*** RECORDS ***
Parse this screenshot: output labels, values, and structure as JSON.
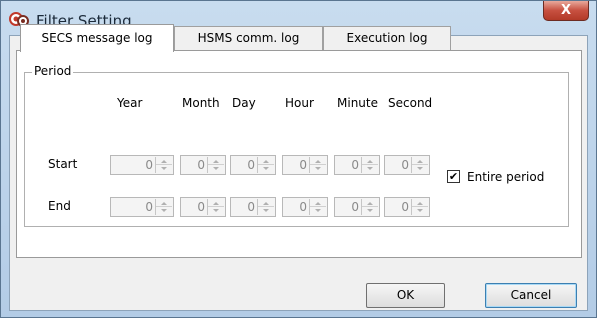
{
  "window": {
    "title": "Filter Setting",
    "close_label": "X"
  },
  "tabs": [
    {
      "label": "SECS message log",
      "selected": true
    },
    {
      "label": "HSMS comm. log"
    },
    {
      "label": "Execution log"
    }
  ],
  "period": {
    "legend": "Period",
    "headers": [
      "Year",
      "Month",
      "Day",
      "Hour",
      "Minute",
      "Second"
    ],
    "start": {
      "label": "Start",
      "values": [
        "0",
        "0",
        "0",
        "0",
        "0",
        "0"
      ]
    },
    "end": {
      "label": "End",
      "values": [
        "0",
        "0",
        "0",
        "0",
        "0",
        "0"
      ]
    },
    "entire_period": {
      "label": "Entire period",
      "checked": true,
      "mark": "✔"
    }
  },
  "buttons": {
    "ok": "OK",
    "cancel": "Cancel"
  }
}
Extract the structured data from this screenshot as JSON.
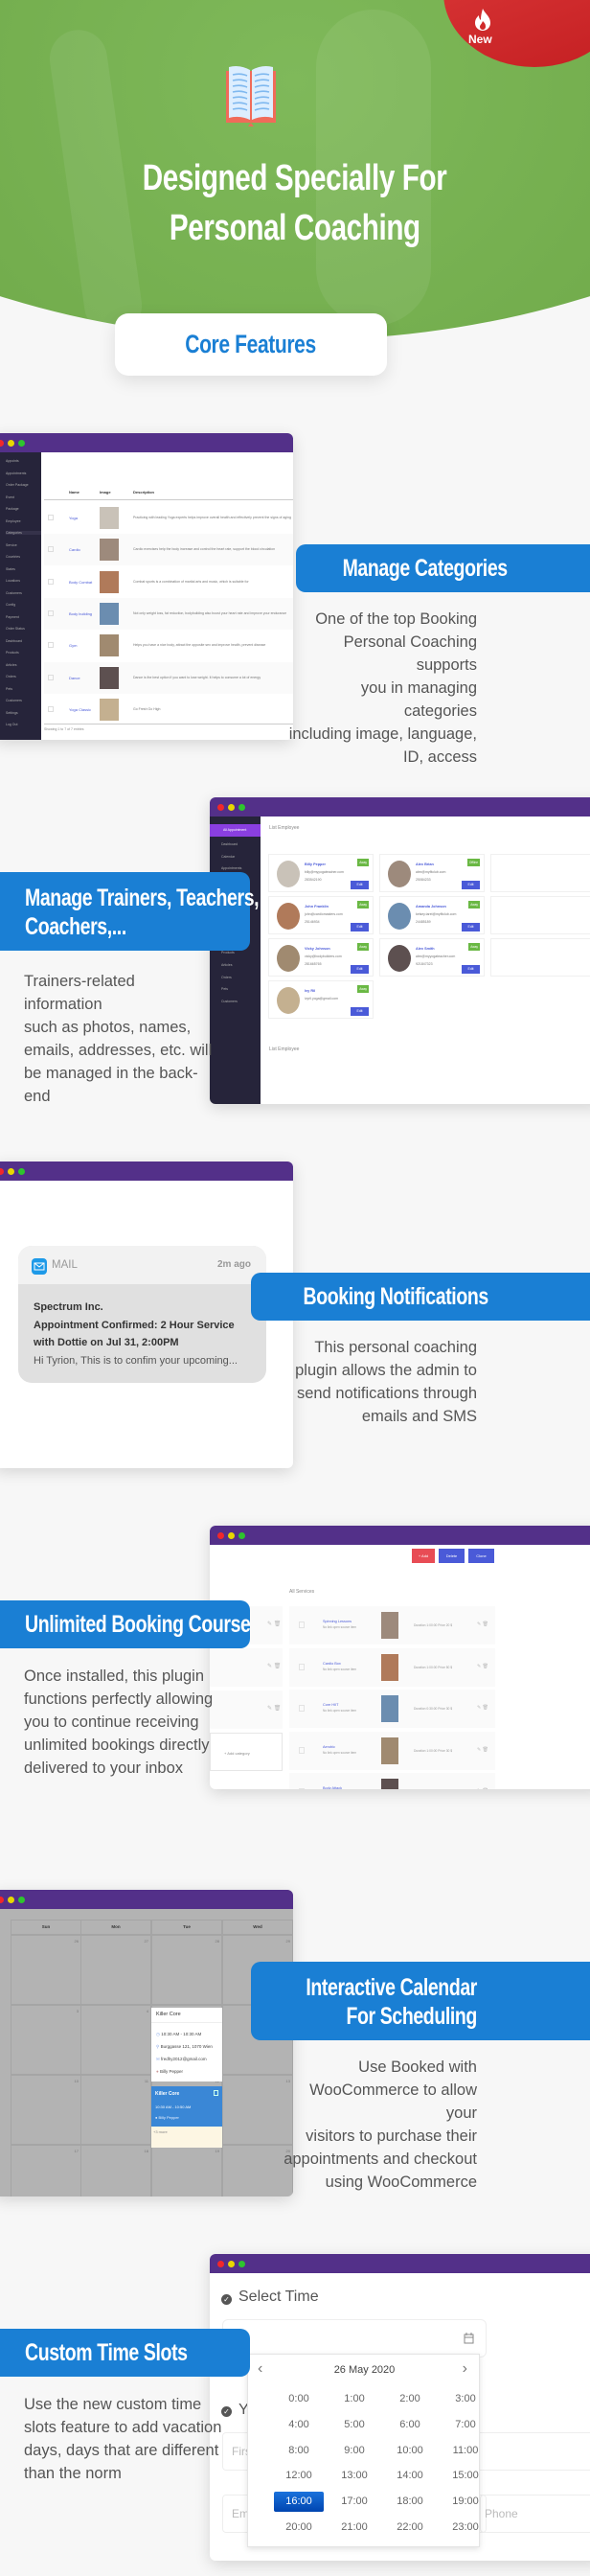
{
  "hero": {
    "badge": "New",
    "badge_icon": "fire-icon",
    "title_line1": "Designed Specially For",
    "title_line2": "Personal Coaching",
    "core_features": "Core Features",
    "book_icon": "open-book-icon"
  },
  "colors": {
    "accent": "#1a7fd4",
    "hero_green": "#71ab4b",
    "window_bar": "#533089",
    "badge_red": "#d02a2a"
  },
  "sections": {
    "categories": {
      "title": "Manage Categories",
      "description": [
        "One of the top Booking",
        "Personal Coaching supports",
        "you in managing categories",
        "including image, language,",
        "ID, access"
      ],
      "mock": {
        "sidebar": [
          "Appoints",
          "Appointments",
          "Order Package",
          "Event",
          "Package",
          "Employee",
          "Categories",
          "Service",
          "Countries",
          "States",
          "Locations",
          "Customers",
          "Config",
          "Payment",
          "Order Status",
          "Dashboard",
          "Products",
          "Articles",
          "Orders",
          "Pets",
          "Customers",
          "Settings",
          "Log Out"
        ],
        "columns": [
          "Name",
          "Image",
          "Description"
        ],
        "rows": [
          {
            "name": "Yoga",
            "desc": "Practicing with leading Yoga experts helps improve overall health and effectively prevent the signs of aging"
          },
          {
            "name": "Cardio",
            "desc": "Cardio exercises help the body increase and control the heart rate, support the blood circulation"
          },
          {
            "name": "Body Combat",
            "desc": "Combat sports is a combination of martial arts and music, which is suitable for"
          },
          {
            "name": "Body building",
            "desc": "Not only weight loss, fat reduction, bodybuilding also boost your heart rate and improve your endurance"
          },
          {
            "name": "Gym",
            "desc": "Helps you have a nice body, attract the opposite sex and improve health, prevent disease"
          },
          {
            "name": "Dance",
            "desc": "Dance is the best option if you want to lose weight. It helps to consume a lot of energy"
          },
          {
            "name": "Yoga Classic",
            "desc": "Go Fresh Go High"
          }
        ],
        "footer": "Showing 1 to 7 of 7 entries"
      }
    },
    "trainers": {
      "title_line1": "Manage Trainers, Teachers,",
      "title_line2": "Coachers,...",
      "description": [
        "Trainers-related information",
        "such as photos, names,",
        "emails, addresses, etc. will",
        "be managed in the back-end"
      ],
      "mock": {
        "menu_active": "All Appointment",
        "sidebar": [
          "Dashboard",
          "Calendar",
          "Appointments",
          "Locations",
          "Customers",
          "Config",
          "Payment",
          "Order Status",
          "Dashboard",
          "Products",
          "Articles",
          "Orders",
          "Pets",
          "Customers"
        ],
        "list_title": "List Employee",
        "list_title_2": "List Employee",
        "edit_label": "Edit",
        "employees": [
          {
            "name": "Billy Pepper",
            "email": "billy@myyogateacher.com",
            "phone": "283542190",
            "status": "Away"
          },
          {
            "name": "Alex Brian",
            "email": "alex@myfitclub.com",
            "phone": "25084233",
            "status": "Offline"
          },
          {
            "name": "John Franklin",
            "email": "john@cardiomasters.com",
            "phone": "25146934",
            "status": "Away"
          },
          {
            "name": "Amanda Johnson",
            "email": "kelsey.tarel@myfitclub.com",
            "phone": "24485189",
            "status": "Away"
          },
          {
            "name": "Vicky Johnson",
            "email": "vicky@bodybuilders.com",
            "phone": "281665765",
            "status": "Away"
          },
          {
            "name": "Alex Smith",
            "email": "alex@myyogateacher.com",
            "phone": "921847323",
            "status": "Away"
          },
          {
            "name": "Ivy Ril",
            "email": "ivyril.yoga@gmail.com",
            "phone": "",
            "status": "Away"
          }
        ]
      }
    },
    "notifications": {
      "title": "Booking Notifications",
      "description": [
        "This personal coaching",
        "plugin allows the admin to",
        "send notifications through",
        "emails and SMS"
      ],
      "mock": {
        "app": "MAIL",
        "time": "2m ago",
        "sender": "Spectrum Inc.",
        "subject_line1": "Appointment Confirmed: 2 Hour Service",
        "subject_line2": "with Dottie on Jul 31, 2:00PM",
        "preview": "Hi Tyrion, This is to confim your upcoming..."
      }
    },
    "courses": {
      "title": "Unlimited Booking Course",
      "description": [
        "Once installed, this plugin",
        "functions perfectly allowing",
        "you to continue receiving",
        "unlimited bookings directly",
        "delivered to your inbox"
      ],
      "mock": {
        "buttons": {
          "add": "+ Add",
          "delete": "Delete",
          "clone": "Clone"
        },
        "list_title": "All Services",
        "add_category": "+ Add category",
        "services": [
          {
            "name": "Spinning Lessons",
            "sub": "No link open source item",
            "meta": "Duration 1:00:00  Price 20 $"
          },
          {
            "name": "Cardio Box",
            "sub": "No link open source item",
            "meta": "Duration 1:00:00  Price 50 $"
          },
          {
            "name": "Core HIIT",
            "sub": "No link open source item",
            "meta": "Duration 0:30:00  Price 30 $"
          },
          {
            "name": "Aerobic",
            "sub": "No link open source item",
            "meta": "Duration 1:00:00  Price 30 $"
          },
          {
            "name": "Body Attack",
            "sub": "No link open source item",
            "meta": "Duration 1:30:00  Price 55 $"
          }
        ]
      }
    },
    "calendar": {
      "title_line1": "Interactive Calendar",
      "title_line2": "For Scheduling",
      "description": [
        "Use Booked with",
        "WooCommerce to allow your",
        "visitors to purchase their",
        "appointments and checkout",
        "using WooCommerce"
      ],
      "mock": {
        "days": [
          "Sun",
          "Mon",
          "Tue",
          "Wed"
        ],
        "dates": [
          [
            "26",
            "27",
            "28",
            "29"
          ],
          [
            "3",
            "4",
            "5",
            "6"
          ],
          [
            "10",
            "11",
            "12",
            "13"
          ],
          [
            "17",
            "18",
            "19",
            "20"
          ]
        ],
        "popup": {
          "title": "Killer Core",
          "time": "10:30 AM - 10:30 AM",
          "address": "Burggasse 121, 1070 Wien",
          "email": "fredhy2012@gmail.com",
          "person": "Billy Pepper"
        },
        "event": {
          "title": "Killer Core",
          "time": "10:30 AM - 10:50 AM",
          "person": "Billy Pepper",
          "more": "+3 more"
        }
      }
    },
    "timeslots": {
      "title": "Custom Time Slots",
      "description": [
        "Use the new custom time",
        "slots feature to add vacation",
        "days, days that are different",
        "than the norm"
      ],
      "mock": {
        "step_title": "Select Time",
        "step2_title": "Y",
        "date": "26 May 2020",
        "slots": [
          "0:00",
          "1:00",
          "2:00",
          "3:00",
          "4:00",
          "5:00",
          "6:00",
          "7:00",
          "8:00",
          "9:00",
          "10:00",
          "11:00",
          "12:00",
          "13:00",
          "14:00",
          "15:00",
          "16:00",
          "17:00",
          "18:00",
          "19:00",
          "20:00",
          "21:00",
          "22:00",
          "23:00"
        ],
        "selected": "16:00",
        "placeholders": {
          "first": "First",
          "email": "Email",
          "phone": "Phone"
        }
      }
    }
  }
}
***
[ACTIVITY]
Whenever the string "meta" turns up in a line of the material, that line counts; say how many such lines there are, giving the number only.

[RESPONSE]
5